CAS Number: 8013-11-4
Although an early uncontrolled report using an old senna product found increased frequency of diarrhea in breastfed infants, several controlled studies using modern senna products found no effect on the infant. Usual doses of senna are acceptable to use during breastfeeding.
CAS Number: 1327-53-3
Most sources consider breastfeeding to be contraindicated during maternal antineoplastic drug therapy. It might be possible to breastfeed safely during intermittent therapy with an appropriate period of breastfeeding abstinence; the manufacturer recommends an abstinence period of 1 week after the last dose. Chemotherapy may adversely affect the normal microbiome and chemical makeup of breastmilk. Women who receive chemotherapy during pregnancy are more likely to have difficulty nursing their infant.
CAS Number: 51-55-8
No information is available on the use of atropine during breastfeeding. Long-term use of atropine might reduce milk production or milk letdown, but a single systemic or ophthalmic dose is not likely to interfere with breastfeeding. During long-term use, observe for signs of decreased lactation (e.g., insatiety, poor weight gain).
Next to calcium, phosphorus is the most abundant mineral in the body, making up about 1% of total body weight. Calcium, which gives strength to bones and teeth, needs to be combined with another mineral, such as phosphorous, to become stabilized before it can be effective.
Phosphorus also helps to release energy from food as it plays an important role in the metabolism of carbohydrate, fat and protein. Phosphorus is naturally found in many food sources and phosphorus supplementation while breastfeeding is mostly safe.
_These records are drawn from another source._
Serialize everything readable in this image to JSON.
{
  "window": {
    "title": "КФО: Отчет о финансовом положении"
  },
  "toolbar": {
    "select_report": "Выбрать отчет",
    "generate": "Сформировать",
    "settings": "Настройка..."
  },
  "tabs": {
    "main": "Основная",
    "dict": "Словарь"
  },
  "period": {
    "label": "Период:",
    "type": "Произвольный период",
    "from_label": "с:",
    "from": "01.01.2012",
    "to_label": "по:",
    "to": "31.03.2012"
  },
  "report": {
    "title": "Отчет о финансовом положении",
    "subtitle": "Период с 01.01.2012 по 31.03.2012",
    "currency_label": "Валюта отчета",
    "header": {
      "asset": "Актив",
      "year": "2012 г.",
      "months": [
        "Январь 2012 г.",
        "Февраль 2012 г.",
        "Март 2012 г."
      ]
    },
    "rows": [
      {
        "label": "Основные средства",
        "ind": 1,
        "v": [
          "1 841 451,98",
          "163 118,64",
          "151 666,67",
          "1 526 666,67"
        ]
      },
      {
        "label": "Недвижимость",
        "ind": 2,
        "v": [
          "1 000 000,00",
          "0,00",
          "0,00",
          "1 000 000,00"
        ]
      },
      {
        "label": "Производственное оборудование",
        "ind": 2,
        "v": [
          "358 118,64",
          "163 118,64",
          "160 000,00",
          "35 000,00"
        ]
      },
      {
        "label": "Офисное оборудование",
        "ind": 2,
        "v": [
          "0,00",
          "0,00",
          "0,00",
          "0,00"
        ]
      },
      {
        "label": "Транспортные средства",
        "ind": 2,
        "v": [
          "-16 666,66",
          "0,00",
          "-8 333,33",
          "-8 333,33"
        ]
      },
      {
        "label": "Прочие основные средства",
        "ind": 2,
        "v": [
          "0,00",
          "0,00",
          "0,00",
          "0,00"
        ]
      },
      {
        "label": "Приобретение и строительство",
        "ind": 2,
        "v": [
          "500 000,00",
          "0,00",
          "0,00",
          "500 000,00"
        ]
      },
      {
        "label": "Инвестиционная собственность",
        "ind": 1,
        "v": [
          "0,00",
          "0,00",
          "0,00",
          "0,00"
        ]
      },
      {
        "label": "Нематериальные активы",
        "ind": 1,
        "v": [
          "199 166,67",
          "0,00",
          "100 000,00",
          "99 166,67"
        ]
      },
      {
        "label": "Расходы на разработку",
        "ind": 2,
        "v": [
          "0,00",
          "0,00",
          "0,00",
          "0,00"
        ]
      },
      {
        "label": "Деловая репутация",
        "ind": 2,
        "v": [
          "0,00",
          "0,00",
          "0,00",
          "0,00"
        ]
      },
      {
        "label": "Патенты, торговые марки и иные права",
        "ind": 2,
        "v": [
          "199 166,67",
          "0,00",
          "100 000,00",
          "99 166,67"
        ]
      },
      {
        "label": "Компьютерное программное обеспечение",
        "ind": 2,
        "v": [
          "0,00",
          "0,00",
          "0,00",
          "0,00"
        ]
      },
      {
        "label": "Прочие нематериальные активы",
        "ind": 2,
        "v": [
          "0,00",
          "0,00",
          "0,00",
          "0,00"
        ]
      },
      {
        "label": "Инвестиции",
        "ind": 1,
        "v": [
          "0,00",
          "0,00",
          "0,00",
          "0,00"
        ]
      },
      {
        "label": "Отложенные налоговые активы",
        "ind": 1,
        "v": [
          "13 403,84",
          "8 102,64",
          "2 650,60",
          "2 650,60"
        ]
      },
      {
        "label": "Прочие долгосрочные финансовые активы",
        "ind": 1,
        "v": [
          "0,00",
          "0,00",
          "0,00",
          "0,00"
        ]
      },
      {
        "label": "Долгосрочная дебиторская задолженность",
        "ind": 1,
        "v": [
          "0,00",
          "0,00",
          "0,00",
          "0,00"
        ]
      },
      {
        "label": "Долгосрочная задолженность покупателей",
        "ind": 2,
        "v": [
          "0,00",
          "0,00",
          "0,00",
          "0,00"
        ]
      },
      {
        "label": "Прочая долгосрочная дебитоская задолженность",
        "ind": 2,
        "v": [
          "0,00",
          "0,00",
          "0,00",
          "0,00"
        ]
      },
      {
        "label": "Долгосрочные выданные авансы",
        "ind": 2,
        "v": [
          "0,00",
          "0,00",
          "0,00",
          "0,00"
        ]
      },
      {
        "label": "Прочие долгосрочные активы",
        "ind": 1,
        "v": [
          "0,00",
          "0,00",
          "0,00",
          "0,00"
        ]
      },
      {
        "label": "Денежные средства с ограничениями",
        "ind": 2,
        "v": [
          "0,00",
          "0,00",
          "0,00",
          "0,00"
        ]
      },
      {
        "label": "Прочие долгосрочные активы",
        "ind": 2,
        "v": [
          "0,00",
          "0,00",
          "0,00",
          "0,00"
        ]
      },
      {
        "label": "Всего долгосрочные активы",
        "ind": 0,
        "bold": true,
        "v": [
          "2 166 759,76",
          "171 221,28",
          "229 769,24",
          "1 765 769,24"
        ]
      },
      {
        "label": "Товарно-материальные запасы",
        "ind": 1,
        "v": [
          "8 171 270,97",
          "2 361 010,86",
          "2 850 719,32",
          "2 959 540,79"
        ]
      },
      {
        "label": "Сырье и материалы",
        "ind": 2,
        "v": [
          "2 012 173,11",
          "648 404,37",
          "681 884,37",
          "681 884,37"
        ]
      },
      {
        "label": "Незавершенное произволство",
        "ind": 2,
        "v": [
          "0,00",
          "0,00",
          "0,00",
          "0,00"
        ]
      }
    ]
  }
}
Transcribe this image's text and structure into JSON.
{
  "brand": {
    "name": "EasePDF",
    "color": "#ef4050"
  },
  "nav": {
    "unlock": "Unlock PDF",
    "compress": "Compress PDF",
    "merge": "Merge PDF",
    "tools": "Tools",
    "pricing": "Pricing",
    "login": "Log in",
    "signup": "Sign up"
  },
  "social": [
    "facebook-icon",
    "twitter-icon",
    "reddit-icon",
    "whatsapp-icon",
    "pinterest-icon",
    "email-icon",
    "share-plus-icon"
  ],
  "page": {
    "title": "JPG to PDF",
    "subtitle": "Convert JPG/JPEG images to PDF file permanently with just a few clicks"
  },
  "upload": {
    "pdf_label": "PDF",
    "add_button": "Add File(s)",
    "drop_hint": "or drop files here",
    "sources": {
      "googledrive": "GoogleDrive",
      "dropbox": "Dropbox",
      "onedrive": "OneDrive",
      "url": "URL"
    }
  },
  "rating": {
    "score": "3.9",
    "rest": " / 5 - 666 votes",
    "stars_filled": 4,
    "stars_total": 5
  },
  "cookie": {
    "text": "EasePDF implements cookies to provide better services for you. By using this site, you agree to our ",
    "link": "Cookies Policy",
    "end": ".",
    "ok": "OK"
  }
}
You can easily get all the phosphorus you need from a well-balanced diet (even though most prenatal vitamins dont contain phosphorus). For example, 2 cup of yogurt provides nearly all your phosphorus for the day.Warning: Consuming high doses of phosphorus for a short time can cause diarrhea or stomach pain. The long term over-consumption of foods high in phosphorus can deplete calcium resources and lead to reduced bone mass, which means that bones are more likely to fracture.
Due to high dilution of ingredients in homeopathic medicines they do not create much problem for baby. Stomach Tincture is a homeopathic medicine and if your baby does not have any abnormal symptoms then there is nothing to worry about. Be careful with too much usage of ethanol based homeopathic medicines during breastfeeding.
Homeopathic medicines are usually safe in breastfeeding and if Stomach Tincture has been recommended by doctor then there should be no concern about its usage in breastfeeding.
National Womens Health and Breastfeeding Helpline: 800-994-9662 (TDD 888-220-5446) 9 a.m. and 6 p.m. ET, Monday through Friday
National Breastfeeding Helpline: 0300-100-0212 9.30am to 9.30pm, daily
Association of Breastfeeding Mothers: 0300-330-5453
La Leche League: 0345-120-2918
The Breastfeeding Network supporter line in Bengali and Sylheti: 0300-456-2421
National Childbirth Trust (NCT): 0300-330-0700
National Breastfeeding Helpline: 1800-686-268 24 hours a day, 7 days a week
Telehealth Ontario for breastfeeding: 1-866-797-0000 24 hours a day, 7 days a week